START The records

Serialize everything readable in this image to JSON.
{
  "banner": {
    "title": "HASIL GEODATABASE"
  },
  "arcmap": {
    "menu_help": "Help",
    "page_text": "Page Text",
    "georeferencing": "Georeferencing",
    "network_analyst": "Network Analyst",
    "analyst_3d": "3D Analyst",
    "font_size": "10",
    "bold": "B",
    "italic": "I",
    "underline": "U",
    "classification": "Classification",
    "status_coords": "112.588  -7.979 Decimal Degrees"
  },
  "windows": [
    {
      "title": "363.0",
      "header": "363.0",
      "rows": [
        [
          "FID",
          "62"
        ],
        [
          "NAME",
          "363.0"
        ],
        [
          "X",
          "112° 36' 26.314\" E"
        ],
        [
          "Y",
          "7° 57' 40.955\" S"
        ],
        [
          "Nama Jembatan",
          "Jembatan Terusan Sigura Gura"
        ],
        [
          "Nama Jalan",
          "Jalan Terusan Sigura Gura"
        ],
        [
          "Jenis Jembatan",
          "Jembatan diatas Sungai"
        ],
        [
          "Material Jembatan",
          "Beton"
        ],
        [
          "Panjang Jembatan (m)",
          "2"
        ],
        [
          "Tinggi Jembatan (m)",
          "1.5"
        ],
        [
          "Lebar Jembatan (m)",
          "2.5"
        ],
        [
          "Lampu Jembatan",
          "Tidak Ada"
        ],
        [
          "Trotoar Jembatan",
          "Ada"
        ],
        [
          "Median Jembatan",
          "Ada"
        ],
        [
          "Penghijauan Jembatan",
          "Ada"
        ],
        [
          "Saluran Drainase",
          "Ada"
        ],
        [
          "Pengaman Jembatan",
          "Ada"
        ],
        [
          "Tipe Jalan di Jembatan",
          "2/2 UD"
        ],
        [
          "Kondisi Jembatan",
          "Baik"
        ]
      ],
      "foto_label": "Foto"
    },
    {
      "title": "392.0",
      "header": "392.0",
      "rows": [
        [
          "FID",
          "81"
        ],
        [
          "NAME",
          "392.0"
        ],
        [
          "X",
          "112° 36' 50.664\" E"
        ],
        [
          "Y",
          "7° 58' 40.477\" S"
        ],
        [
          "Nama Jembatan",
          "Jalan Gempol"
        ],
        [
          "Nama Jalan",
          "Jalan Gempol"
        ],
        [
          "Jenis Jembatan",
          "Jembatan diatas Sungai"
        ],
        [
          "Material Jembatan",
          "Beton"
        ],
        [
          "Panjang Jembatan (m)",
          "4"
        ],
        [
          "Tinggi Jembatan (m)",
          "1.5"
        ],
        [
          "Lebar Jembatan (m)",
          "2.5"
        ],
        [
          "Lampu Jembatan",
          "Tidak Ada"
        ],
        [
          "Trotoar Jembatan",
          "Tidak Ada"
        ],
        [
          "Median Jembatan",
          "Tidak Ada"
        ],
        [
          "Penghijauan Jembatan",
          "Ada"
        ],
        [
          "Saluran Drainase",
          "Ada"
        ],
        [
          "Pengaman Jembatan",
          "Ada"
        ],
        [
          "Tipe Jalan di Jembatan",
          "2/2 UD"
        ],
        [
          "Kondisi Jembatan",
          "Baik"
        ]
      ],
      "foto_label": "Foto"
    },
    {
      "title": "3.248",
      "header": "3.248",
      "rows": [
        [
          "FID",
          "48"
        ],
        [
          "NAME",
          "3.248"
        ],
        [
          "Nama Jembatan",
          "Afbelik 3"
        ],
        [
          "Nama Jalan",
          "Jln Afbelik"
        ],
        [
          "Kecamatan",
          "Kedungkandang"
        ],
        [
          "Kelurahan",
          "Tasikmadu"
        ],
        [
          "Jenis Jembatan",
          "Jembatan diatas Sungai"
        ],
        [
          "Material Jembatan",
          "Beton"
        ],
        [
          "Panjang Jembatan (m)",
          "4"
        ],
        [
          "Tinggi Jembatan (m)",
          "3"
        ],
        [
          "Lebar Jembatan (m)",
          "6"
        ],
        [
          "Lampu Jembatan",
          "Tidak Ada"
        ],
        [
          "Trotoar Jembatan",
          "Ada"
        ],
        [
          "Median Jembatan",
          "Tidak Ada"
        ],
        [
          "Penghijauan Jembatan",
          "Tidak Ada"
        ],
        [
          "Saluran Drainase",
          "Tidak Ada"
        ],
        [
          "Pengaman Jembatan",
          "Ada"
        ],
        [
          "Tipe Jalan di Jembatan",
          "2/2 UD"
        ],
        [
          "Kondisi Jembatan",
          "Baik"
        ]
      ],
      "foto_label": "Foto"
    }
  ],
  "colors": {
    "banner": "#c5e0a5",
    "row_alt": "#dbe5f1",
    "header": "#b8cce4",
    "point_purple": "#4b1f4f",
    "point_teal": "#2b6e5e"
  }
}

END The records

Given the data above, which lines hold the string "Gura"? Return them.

          "Jembatan Terusan Sigura Gura"
          "Jalan Terusan Sigura Gura"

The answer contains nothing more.